In 2050… we will no longer be emitting carbon dioxide to the atmosphere. We will have achieved net zero. We will have addressed the mammoth climate change challenge and we will have deployed the solutions required to deal with it.
I’m proud to be part of the net zero solution centre at the OGTC. Within the solution centre, we work to identify, support and deploy solutions to reduce emissions from offshore operations, support the development of renewable energy solutions, accelerate the development of carbon capture, utilisation and storage and address the opportunity for hydrogen production. Although all 4 areas have significant potential, I’ll be focussing on my personal interest area – hydrogen!
Hydrogen is produced through two primary means – steam methane reformation of natural gas or through electrolysis coupled with a renewable energy e.g. wind. It can be used to produce energy through combustion, just as we do with natural gas now, but without the associated carbon dioxide production. Or, it can also be used to produce electricity through a fuel cell again without any carbon dioxide as part of the process.
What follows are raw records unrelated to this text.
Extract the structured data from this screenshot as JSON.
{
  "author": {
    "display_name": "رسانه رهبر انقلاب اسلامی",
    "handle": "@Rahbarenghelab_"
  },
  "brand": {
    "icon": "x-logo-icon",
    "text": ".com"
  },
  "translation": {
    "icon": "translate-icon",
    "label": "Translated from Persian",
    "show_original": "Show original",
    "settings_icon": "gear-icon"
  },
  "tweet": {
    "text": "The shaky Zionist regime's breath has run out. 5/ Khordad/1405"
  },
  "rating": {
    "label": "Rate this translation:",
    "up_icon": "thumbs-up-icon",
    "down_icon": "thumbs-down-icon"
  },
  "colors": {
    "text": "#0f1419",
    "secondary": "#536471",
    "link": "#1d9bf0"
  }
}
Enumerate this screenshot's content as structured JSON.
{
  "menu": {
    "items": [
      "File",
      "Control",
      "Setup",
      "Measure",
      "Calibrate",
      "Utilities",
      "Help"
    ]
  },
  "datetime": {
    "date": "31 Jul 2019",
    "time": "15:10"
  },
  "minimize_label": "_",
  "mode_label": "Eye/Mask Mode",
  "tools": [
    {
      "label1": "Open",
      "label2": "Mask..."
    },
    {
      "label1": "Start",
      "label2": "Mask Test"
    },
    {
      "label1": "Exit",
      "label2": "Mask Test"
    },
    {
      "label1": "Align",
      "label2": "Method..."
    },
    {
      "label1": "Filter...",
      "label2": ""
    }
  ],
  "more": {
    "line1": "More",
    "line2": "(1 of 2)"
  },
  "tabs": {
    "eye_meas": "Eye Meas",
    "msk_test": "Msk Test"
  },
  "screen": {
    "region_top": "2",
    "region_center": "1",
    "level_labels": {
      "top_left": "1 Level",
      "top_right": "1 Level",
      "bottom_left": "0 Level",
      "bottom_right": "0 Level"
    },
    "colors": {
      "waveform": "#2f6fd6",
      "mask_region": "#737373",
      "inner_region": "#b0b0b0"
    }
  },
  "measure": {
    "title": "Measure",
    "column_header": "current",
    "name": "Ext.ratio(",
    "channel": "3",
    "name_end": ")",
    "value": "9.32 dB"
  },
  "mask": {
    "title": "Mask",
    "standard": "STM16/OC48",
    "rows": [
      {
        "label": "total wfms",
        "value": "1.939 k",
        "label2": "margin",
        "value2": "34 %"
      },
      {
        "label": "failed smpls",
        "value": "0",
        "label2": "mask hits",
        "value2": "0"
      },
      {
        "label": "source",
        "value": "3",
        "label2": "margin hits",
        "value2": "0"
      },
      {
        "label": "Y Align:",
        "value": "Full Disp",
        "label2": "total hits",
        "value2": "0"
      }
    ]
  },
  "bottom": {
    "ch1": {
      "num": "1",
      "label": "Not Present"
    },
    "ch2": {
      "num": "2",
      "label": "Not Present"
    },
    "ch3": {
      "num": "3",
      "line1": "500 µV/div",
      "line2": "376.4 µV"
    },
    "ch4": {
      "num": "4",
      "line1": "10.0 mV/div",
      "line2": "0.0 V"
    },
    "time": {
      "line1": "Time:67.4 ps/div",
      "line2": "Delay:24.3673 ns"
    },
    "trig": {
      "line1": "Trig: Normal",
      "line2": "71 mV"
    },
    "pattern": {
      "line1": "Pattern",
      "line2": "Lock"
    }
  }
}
This flexibility makes hydrogen an attractive energy vector for a net zero world, particularly in supporting industries that are heat intensive and therefore hard to electrify.
In May 2019, the Committee for Climate Change issued the Net Zero Technical Report outlining energy scenarios for the UK in 2050. In their report, it was projected that 270 TWh of hydrogen would be required across the UK to support our energy demands. This is a 10-fold increase on current production levels and corresponds to a hydrogen production capacity of comparable size to the UK's current fleet of gas-fired power stations.
This is no mean feat! But, in the UK we do have the resources required to produce hydrogen; renewable wind and natural gas, as well as a thriving and highly skilled energy industry. We also have considerable existing infrastructure which has been designed to transmit gas around the country. The nation gas transmission system comprises of over 4,700 km of gas pipelines onshore, and the offshore pipeline infrastructure extends to 45,000km. There are also 250 offshore assets, many of which are nearing the end of their operational life.
Last year, in collaboration with Aquatera, Cranfield University, Doosan Babcock, EMEC and NOV the OGTC delivered a project funded through the BEIS Hydrogen Supply Program to address the potential for re-use of offshore infrastructure for hydrogen production and storage. The Hydrogen Offshore Production (HOP) project achieved 3 primary objectives:
1. Proposing viable environmental and economic technology solutions for offshore hydrogen production 2. Concept development of a new Industrial Hydrogen Production test facility (Hydrogen Hub Orkney to both prove the industrial benefits and to aid commercialisation of emerging technology 3. Initial assessment of existing pipeline network for hydrogen transport and storage
The work described above was Phase 1 of the project which included feasibility and concept phase studies. Progressing into Phase 2, we are looking to construct the Hydrogen Hub Orkney as well as progressing the offshore design of a re-use case and pipeline assessment to achieve:
There are still some steps to go to get there, but the work is ongoing. I attended the UK CCUS & Hydrogen Decarbonisation Summit in Birmingham last week and was inspired by all the activity underway in the hydrogen sphere. The national grid is preparing for a potential hydrogen service in the future, there is considerable work being undertaken to de-risk operations and increase safety and the industrial clusters across the country are working to decarbonise their operations with hydrogen.
We are also not the only nation with offshore infrastructure considering what hydrogen opportunities this presents. Check out this video to see what Neptune are doing in the Dutch sector.
As the HOP project progresses, I’m eager to see new technologies emerge and how we can embrace our existing infrastructure to meet an unparalleled energy challenge. And, as a final thought……
In 2050… I will be 60 years old. I will be coming to the end of what I hope will have been an exciting and fulfilling career. I am looking forward to being part of the energy solution.
If you want to know more about the HOP project, check out the video below...